TitlePrevalence and correlates of youth suicidal ideation and attempts: Evidence from the 2014 Ontario Child Health Study
Year of Publication2019
AuthorsGeorgiades, K., Boylan K., Duncan L., Wang L., Colman I., Rhodes A. E., Bennett K., Comeau J., Manion I., Boyle M. H., and Team 2014. Ontario Ch
JournalCanadian Journal of Psychiatry
Volume64
Pages265 - 274
Keywordscorrelates, ontario, suicidal attempts, suicidal ideation, youth
Abstract

Objectives: To present the 12-month prevalence and correlates of suicidal ideation and attempts in a sample of youth in Ontario. Methods: Data come from the 2014 Ontario Child Health Study, a provincially representative survey of families with children in Ontario. Youth aged 14 to 17 y (n = 2,396) completed a computer-assisted, self-administered questionnaire in their home to assess the occurrence of suicidal ideation, suicidal attempts, and associated correlates, including non-suicidal self-injury, mental disorders, substance use, peer victimization and exposure to child maltreatment. Socio-demographic information was collected from the parent. Logistic regression models were used to identify correlates that distinguished between youth reporting: 1) no suicidal ideation or attempts, 2) suicidal ideation but no attempts, and 3) suicidal ideation and attempts. Results: The 12-month prevalence of suicidal ideation and attempts was 8.1% and 4.3%, respectively. All clinical and behavioural correlates were significantly higher among youth reporting suicidal ideation or attempts, as compared with non-suicidal youth. In adjusted models, depression and non-suicidal self-injury were each independently associated with elevated odds of suicidal ideation (OR = 4.84 and 4.19, respectively) and suicidal attempt (OR = 7.84 and 22.72, respectively). Among youth who reported suicidal ideation, the only variable that differentiated youth who attempted suicide v. those who did not, in adjusted models, was non-suicidal self-injury (OR = 3.89). Conclusions: Suicidal ideation and attempts are common among youth in Ontario, often co-occurring with mental disorders and high-risk behaviours. These findings underscore the need for effective prevention and intervention strategies, particularly for youth depression and non-suicidal self-injury. /// Objectifs : Présenter la prévalence de 12 mois et les corrélats de l'idéation et des tentatives de suicide dans un échantillon d'adolescents en Ontario. Méthodes : Les données proviennent de l'Étude sur la santé des jeunes Ontariens 2014, une étude représentative à l'échelle provinciale de familles comportant des enfants en Ontario. Les adolescents âgés de 14 à 17 ans (n = 2 396) ont rempli à domicile un questionnaire auto-administré assisté par ordinateur afin d'évaluer l'occurrence de l'idéation suicidaire, des tentatives de suicide et des corrélats associés, notamment l'automutilation non suicidaire, les troubles mentaux, l'utilisation de substances, la victimisation par les pairs et l'exposition à la maltraitance des enfants. Les données sociodémographiques ont été recueillies auprès du parent. Des modèles de régression logistique ont servi à identifier les inclusions : L'idéation suicidaire et les tentatives de suicide sont répandues chez les adolescents de l'Ontario, et sont souvent co-occurrentes avec les troubles mentaux et les comportements à risque élevé. Ces résultats font ressortir le besoin de stratégies efficaces de prévention et d'intervention, en particulier pour la dépression et l'automutilation non suicidaire chez les adolescents.

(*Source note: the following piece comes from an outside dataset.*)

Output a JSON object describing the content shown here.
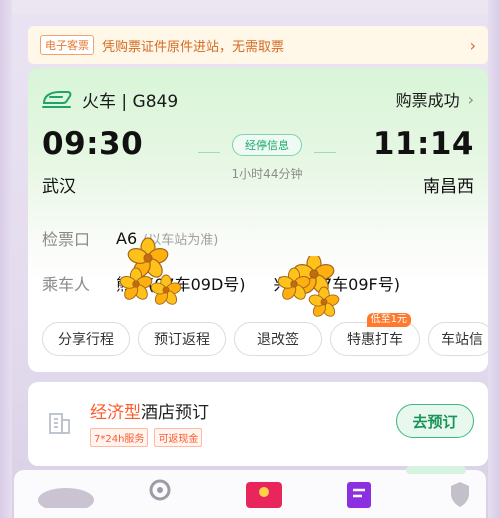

URLhttps://journals.sagepub.com/doi/full/10.1177/0706743719830031
DOI10.1177/0706743719830031
Document URLhttps://journals.sagepub.com/doi/pdf/10.1177/0706743719830031